[Page and application data records]
= = =
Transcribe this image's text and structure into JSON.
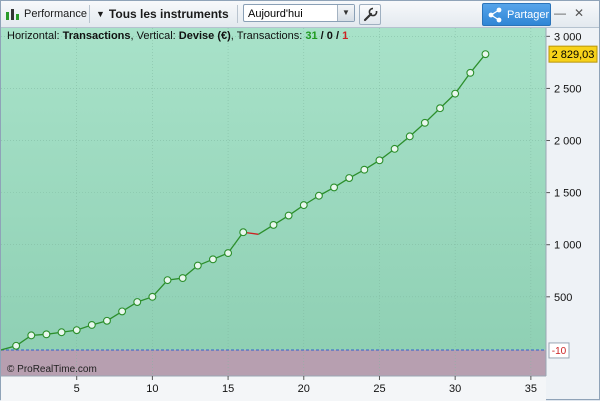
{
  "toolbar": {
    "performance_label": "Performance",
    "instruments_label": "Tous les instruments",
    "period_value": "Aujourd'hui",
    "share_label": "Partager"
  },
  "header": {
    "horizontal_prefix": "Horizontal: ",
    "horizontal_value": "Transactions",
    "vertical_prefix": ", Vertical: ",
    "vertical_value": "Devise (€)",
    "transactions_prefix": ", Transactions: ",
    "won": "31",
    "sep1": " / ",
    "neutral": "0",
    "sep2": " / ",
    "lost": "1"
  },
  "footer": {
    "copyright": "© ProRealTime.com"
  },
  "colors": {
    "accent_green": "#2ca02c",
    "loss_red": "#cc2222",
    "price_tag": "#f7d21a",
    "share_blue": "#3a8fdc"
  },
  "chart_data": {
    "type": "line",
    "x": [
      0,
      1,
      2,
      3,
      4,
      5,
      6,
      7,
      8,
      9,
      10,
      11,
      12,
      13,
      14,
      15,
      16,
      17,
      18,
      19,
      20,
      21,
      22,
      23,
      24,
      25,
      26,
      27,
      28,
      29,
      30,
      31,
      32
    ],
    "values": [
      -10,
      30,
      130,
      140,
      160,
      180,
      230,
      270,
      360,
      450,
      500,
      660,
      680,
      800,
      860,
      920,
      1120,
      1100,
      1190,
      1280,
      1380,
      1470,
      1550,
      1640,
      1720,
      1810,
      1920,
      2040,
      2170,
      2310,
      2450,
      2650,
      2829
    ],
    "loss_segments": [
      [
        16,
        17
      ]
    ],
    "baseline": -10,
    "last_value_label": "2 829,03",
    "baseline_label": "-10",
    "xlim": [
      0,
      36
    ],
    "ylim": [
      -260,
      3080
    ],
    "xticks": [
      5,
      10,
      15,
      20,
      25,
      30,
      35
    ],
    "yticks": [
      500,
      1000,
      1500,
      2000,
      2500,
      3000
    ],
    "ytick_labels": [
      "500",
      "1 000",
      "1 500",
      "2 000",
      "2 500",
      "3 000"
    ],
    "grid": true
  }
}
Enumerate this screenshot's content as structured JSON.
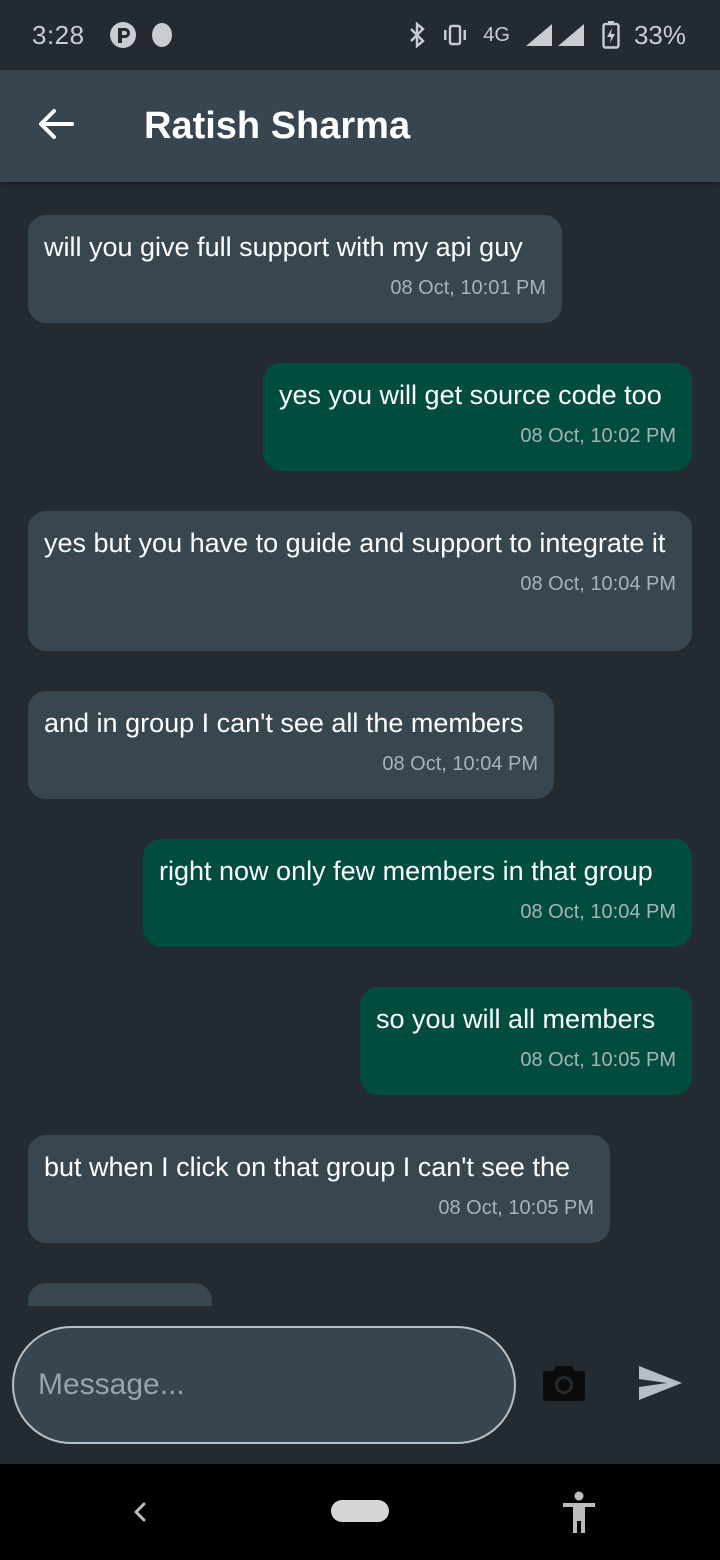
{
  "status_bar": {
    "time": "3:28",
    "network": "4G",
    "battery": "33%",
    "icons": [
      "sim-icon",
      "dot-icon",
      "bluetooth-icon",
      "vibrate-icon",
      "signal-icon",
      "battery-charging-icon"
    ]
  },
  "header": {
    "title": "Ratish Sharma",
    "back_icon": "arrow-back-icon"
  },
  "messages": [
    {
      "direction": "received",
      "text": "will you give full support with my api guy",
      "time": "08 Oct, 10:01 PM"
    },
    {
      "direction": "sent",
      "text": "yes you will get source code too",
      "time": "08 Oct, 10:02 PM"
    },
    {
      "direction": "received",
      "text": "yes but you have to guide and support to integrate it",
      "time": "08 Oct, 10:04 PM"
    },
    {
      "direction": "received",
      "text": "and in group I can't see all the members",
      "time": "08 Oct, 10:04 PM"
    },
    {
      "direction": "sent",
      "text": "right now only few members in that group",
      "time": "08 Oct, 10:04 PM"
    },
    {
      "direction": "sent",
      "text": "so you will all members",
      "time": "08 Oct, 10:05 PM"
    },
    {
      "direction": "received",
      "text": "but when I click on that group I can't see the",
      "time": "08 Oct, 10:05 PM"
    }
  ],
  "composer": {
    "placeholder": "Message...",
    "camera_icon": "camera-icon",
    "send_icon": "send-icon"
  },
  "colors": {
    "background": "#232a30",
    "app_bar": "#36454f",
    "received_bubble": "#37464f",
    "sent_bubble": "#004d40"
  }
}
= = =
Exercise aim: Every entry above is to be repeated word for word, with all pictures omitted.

Exercise answer:
Transcribe this image's text and structure into JSON.
{
  "toolbar": {
    "performance_label": "Performance",
    "instruments_label": "Tous les instruments",
    "period_value": "Aujourd'hui",
    "share_label": "Partager"
  },
  "header": {
    "horizontal_prefix": "Horizontal: ",
    "horizontal_value": "Transactions",
    "vertical_prefix": ", Vertical: ",
    "vertical_value": "Devise (€)",
    "transactions_prefix": ", Transactions: ",
    "won": "31",
    "sep1": " / ",
    "neutral": "0",
    "sep2": " / ",
    "lost": "1"
  },
  "footer": {
    "copyright": "© ProRealTime.com"
  },
  "colors": {
    "accent_green": "#2ca02c",
    "loss_red": "#cc2222",
    "price_tag": "#f7d21a",
    "share_blue": "#3a8fdc"
  },
  "chart_data": {
    "type": "line",
    "x": [
      0,
      1,
      2,
      3,
      4,
      5,
      6,
      7,
      8,
      9,
      10,
      11,
      12,
      13,
      14,
      15,
      16,
      17,
      18,
      19,
      20,
      21,
      22,
      23,
      24,
      25,
      26,
      27,
      28,
      29,
      30,
      31,
      32
    ],
    "values": [
      -10,
      30,
      130,
      140,
      160,
      180,
      230,
      270,
      360,
      450,
      500,
      660,
      680,
      800,
      860,
      920,
      1120,
      1100,
      1190,
      1280,
      1380,
      1470,
      1550,
      1640,
      1720,
      1810,
      1920,
      2040,
      2170,
      2310,
      2450,
      2650,
      2829
    ],
    "loss_segments": [
      [
        16,
        17
      ]
    ],
    "baseline": -10,
    "last_value_label": "2 829,03",
    "baseline_label": "-10",
    "xlim": [
      0,
      36
    ],
    "ylim": [
      -260,
      3080
    ],
    "xticks": [
      5,
      10,
      15,
      20,
      25,
      30,
      35
    ],
    "yticks": [
      500,
      1000,
      1500,
      2000,
      2500,
      3000
    ],
    "ytick_labels": [
      "500",
      "1 000",
      "1 500",
      "2 000",
      "2 500",
      "3 000"
    ],
    "grid": true
  }
}
Enumerate this screenshot's content as structured JSON.
{
  "status_bar": {
    "time": "3:28",
    "network": "4G",
    "battery": "33%",
    "icons": [
      "sim-icon",
      "dot-icon",
      "bluetooth-icon",
      "vibrate-icon",
      "signal-icon",
      "battery-charging-icon"
    ]
  },
  "header": {
    "title": "Ratish Sharma",
    "back_icon": "arrow-back-icon"
  },
  "messages": [
    {
      "direction": "received",
      "text": "will you give full support with my api guy",
      "time": "08 Oct, 10:01 PM"
    },
    {
      "direction": "sent",
      "text": "yes you will get source code too",
      "time": "08 Oct, 10:02 PM"
    },
    {
      "direction": "received",
      "text": "yes but you have to guide and support to integrate it",
      "time": "08 Oct, 10:04 PM"
    },
    {
      "direction": "received",
      "text": "and in group I can't see all the members",
      "time": "08 Oct, 10:04 PM"
    },
    {
      "direction": "sent",
      "text": "right now only few members in that group",
      "time": "08 Oct, 10:04 PM"
    },
    {
      "direction": "sent",
      "text": "so you will all members",
      "time": "08 Oct, 10:05 PM"
    },
    {
      "direction": "received",
      "text": "but when I click on that group I can't see the",
      "time": "08 Oct, 10:05 PM"
    }
  ],
  "composer": {
    "placeholder": "Message...",
    "camera_icon": "camera-icon",
    "send_icon": "send-icon"
  },
  "colors": {
    "background": "#232a30",
    "app_bar": "#36454f",
    "received_bubble": "#37464f",
    "sent_bubble": "#004d40"
  }
}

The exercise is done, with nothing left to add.